Friday, March 27, 2015

Please help to save the red crane on the Thames Path at Odessa Street!

What a shame that a wonderful piece of local heritage is under threat from development by Southwark Council and its business partners.  The red Scotch derrick at Lawrence Wharf, a wonderfully preserved crane from Rotherhithe's shipping past, is both a monument to a lost world and an inherent part of Rotherhithe's modern character and identity.

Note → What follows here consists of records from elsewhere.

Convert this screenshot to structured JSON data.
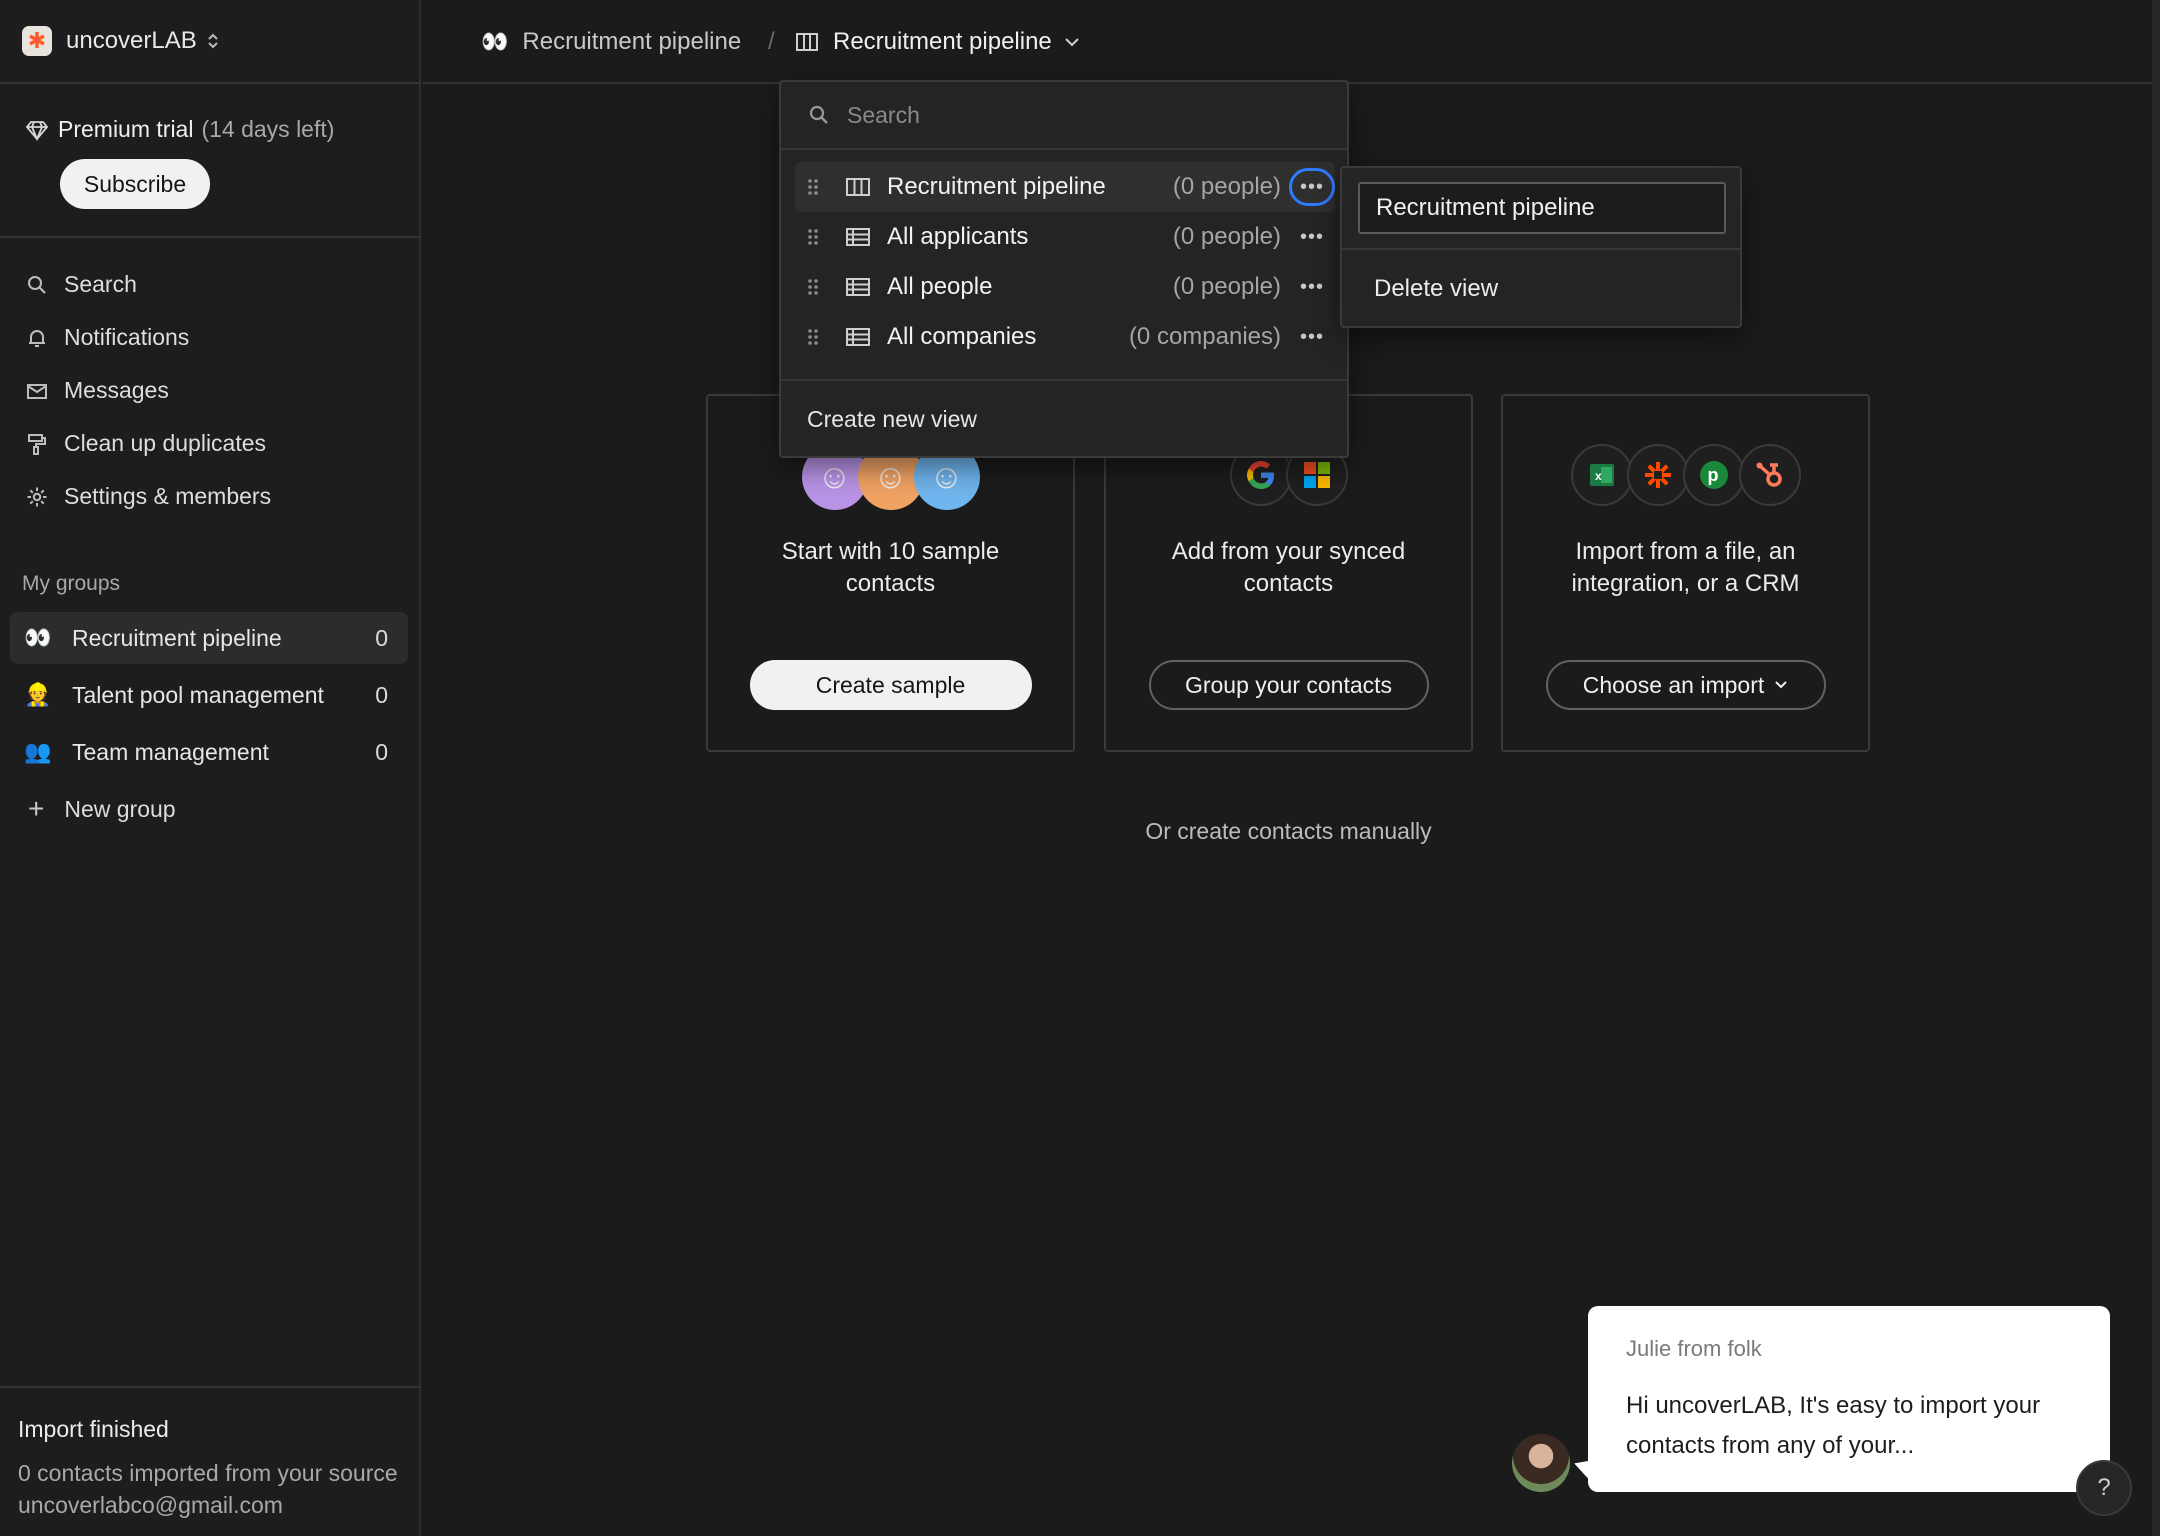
{
  "workspace": {
    "name": "uncoverLAB",
    "logo_glyph": "✱",
    "logo_color": "#ff5a2c"
  },
  "trial": {
    "label": "Premium trial",
    "remaining": "(14 days left)",
    "subscribe_label": "Subscribe"
  },
  "nav": [
    {
      "label": "Search",
      "icon": "search-icon"
    },
    {
      "label": "Notifications",
      "icon": "bell-icon"
    },
    {
      "label": "Messages",
      "icon": "mail-icon"
    },
    {
      "label": "Clean up duplicates",
      "icon": "paint-roller-icon"
    },
    {
      "label": "Settings & members",
      "icon": "gear-icon"
    }
  ],
  "groups": {
    "heading": "My groups",
    "items": [
      {
        "emoji": "👀",
        "label": "Recruitment pipeline",
        "count": "0"
      },
      {
        "emoji": "👷",
        "label": "Talent pool management",
        "count": "0"
      },
      {
        "emoji": "👥",
        "label": "Team management",
        "count": "0"
      }
    ],
    "new_label": "New group"
  },
  "import_status": {
    "title": "Import finished",
    "detail": "0 contacts imported from your source uncoverlabco@gmail.com"
  },
  "topbar": {
    "group_emoji": "👀",
    "group_label": "Recruitment pipeline",
    "separator": "/",
    "view_label": "Recruitment pipeline"
  },
  "views_dropdown": {
    "search_placeholder": "Search",
    "views": [
      {
        "name": "Recruitment pipeline",
        "count": "(0 people)",
        "icon": "board-icon"
      },
      {
        "name": "All applicants",
        "count": "(0 people)",
        "icon": "table-icon"
      },
      {
        "name": "All people",
        "count": "(0 people)",
        "icon": "table-icon"
      },
      {
        "name": "All companies",
        "count": "(0 companies)",
        "icon": "table-icon"
      }
    ],
    "create_label": "Create new view"
  },
  "view_options": {
    "rename_value": "Recruitment pipeline",
    "delete_label": "Delete view"
  },
  "onboarding": {
    "cards": [
      {
        "text_line1": "Start with 10 sample",
        "text_line2": "contacts",
        "button": "Create sample"
      },
      {
        "text_line1": "Add from your synced",
        "text_line2": "contacts",
        "button": "Group your contacts"
      },
      {
        "text_line1": "Import from a file, an",
        "text_line2": "integration, or a CRM",
        "button": "Choose an import"
      }
    ],
    "manual_link": "Or create contacts manually"
  },
  "chat": {
    "from": "Julie from folk",
    "message": "Hi uncoverLAB, It's easy to import your contacts from any of your..."
  },
  "colors": {
    "focus_ring": "#2f7bff",
    "background": "#1b1b1b",
    "surface": "#242424"
  }
}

Please add your voice to a newly launched petition to save the Scotch Derrick by signing it at change.org at the following address:  http://chn.ge/1EHzH2E

And please share the petition address as widely as you can.  The petition has only just been opened so we need many more signatures.  The more signatures, the better the chances of saving this super piece of our local heritage

The Scotch Derrick in 1937
In August 2013 I wrote an account of the Scotch Derrick on the Thames Path, which is just off Odessa Street.  It was preserved by the London Docklands Development Corporation in recognition of its importance as the last remaining independently mounted crane in Rotherhithe, the only Scotch Derrick that remains, and a significant piece of our industrial heritage.  It was photographed as part of the photographic survey of the Thames in 1937, when it was hard at work, as you can see in the picture on the left (click to enlarge it). Miraculously, it survived the Second World War, when the Downtown area was bombed intensively during the Blitz, leaving almost nothing of the original riverside properties behind.  In the 1980s it was still hard at work long after the Surrey Commercial Docks had closed, one of a number of derricks employed to shift hardwood timber tree trunks from ships into Lawrence wharf, as the photograph below shows. Lawrence Wharf was thought to be the last remaining sawmill in London until it closed in 1986, when the family sold the business, but still the crane survived.  Its value as a piece of local history is beyond dispute but it is also much-loved by local residents, who not only respect its links to Rotherhithe's past, but also hold it in considerable affection in its own right.  It is such a distinctive local landmark and has become an old friend,

In October 2013, I made a list of the items of Rotherhithe heritage that I considered to be most in danger due to neglect or from the risk of development.  I included the Scotch derrick because of its location on a piece of Thames-fronting land that could handily fit a block of flats.  Here's what I said about it at the time:

Moving vast timber logs in 1980 (with thanks
to Malcom T. Tucker)
It is no surprise that there are a lot of rumours locally about the fate of the piece of land at point where the northern part of Odessa Street bends abruptly to the left and, to the right, reconnects with the Thames Path.  This small corner of the area does have a slightly battered look, and the best thing about it is the wonderful Scotch Derrick that is preserved at the top of the basketball court at the edge of the river.  It is a terrific piece of heritage, about which I've written in the past, and a real Rotherhithe landmark.  At the moment there is an abandoned youth club hut and a basketball court, running up the side of the access to the former Downtown nightclub and it is entirely probable that both developers and Southwark Council will feel that it would be ripe for development.  The Scotch Derrick should not be sacrificed during any of those plans. 


It survived the Second World War.  Let's see if it can survive plans for yet another block of flats.  

Please sign the petition:  http://chn.ge/1EHzH2E


In 1982 (with thanks to Malcom T. Tucker)




As it is today


As it is today


4 comments:

Malcolm Tucker said...

I'm glad you've been able to use my two photos. The one dated 1982 shows the now surviving crane, at Commercial Pier Wharf in Odessa Street, with the wharf around it stacked with sawn hardwood baulks. The other dated 1980 shows Lawrence Wharf, just along Rotherhithe Street beyond Durand's Wharf, where there were three other cranes of similar type, seen surrounded by hardwood logs.

Malcolm Tucker

Andie said...

Dear Malcolm. Would you have a moment to mail me? I would very much like to chat, and promise not to take up too much of your time. andie [at] oddthing dot co dot uk. Best, Andie

Ade Mason said...

Thanks for this. Such a shame that it's been left to rot over the years. I suspect that it's beyond dismantling. Why on earth are English Heritage not involved?

David Murphy said...

Southwark Council should invite alternative development schemes which retain a higher element of social housing and retain the Red Crane and the public realm where it stands. A more accountable and inclusive use of this key riverside site. If protected OPEN SPACE is to be developed then residents expect a project of the HIGHEST QUALITY SYMPATHETIC TO THE SETTING AND ITS HERITAGE meeting local housing needs for key workers with affordable rents. The current ideas coming out of Town Hall obviously do not come close to meeting these reasonable expectations.